Extract each record and reproduce it exactly.

---------- Provided material

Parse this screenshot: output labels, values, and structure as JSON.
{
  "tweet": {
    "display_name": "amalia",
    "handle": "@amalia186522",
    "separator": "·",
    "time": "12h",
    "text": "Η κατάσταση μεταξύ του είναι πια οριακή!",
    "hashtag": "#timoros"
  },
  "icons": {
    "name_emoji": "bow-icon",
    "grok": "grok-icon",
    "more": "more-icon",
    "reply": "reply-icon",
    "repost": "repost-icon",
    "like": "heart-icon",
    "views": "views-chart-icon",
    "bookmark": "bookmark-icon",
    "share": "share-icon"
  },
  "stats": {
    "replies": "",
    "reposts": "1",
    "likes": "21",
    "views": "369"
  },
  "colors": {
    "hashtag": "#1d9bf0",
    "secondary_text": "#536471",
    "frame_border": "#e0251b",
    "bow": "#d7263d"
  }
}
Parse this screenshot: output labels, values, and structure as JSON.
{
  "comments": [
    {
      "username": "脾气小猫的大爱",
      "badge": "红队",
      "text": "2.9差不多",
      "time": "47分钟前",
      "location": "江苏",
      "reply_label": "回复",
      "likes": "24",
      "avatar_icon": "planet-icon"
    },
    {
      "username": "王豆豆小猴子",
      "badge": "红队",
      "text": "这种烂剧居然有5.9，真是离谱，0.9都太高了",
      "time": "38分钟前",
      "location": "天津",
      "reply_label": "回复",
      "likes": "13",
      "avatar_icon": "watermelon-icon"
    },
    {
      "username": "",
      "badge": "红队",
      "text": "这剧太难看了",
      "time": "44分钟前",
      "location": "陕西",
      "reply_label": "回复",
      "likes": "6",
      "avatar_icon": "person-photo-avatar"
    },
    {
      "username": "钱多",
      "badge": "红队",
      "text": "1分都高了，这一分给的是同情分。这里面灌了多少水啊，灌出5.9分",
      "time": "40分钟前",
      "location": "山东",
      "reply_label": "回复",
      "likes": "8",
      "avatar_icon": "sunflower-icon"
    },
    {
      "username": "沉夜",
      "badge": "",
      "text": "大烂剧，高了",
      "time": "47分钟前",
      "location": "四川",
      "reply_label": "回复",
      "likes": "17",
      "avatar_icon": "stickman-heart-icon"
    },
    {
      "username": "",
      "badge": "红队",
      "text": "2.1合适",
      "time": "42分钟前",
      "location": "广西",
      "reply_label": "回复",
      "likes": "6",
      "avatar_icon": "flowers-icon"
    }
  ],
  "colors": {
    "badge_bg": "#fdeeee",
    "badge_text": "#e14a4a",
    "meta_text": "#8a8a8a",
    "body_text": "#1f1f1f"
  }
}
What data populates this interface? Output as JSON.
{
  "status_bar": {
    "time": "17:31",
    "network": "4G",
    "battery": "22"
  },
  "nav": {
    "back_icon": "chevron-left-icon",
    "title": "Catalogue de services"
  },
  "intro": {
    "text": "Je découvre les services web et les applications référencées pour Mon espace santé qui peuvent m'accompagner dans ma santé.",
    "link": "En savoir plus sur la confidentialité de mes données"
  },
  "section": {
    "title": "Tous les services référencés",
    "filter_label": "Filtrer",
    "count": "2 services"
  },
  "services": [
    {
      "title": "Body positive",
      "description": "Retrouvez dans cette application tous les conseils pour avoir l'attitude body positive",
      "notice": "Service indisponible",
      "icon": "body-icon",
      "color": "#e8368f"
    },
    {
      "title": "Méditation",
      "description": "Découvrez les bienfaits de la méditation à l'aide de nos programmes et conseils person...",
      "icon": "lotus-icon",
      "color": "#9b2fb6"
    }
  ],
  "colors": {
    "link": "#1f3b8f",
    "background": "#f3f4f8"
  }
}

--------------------

--- Solution ---
Parse this screenshot: output labels, values, and structure as JSON.
{
  "tweet": {
    "display_name": "amalia",
    "handle": "@amalia186522",
    "separator": "·",
    "time": "12h",
    "text": "Η κατάσταση μεταξύ του είναι πια οριακή!",
    "hashtag": "#timoros"
  },
  "icons": {
    "name_emoji": "bow-icon",
    "grok": "grok-icon",
    "more": "more-icon",
    "reply": "reply-icon",
    "repost": "repost-icon",
    "like": "heart-icon",
    "views": "views-chart-icon",
    "bookmark": "bookmark-icon",
    "share": "share-icon"
  },
  "stats": {
    "replies": "",
    "reposts": "1",
    "likes": "21",
    "views": "369"
  },
  "colors": {
    "hashtag": "#1d9bf0",
    "secondary_text": "#536471",
    "frame_border": "#e0251b",
    "bow": "#d7263d"
  }
}
Parse this screenshot: output labels, values, and structure as JSON.
{
  "comments": [
    {
      "username": "脾气小猫的大爱",
      "badge": "红队",
      "text": "2.9差不多",
      "time": "47分钟前",
      "location": "江苏",
      "reply_label": "回复",
      "likes": "24",
      "avatar_icon": "planet-icon"
    },
    {
      "username": "王豆豆小猴子",
      "badge": "红队",
      "text": "这种烂剧居然有5.9，真是离谱，0.9都太高了",
      "time": "38分钟前",
      "location": "天津",
      "reply_label": "回复",
      "likes": "13",
      "avatar_icon": "watermelon-icon"
    },
    {
      "username": "",
      "badge": "红队",
      "text": "这剧太难看了",
      "time": "44分钟前",
      "location": "陕西",
      "reply_label": "回复",
      "likes": "6",
      "avatar_icon": "person-photo-avatar"
    },
    {
      "username": "钱多",
      "badge": "红队",
      "text": "1分都高了，这一分给的是同情分。这里面灌了多少水啊，灌出5.9分",
      "time": "40分钟前",
      "location": "山东",
      "reply_label": "回复",
      "likes": "8",
      "avatar_icon": "sunflower-icon"
    },
    {
      "username": "沉夜",
      "badge": "",
      "text": "大烂剧，高了",
      "time": "47分钟前",
      "location": "四川",
      "reply_label": "回复",
      "likes": "17",
      "avatar_icon": "stickman-heart-icon"
    },
    {
      "username": "",
      "badge": "红队",
      "text": "2.1合适",
      "time": "42分钟前",
      "location": "广西",
      "reply_label": "回复",
      "likes": "6",
      "avatar_icon": "flowers-icon"
    }
  ],
  "colors": {
    "badge_bg": "#fdeeee",
    "badge_text": "#e14a4a",
    "meta_text": "#8a8a8a",
    "body_text": "#1f1f1f"
  }
}
What data populates this interface? Output as JSON.
{
  "status_bar": {
    "time": "17:31",
    "network": "4G",
    "battery": "22"
  },
  "nav": {
    "back_icon": "chevron-left-icon",
    "title": "Catalogue de services"
  },
  "intro": {
    "text": "Je découvre les services web et les applications référencées pour Mon espace santé qui peuvent m'accompagner dans ma santé.",
    "link": "En savoir plus sur la confidentialité de mes données"
  },
  "section": {
    "title": "Tous les services référencés",
    "filter_label": "Filtrer",
    "count": "2 services"
  },
  "services": [
    {
      "title": "Body positive",
      "description": "Retrouvez dans cette application tous les conseils pour avoir l'attitude body positive",
      "notice": "Service indisponible",
      "icon": "body-icon",
      "color": "#e8368f"
    },
    {
      "title": "Méditation",
      "description": "Découvrez les bienfaits de la méditation à l'aide de nos programmes et conseils person...",
      "icon": "lotus-icon",
      "color": "#9b2fb6"
    }
  ],
  "colors": {
    "link": "#1f3b8f",
    "background": "#f3f4f8"
  }
}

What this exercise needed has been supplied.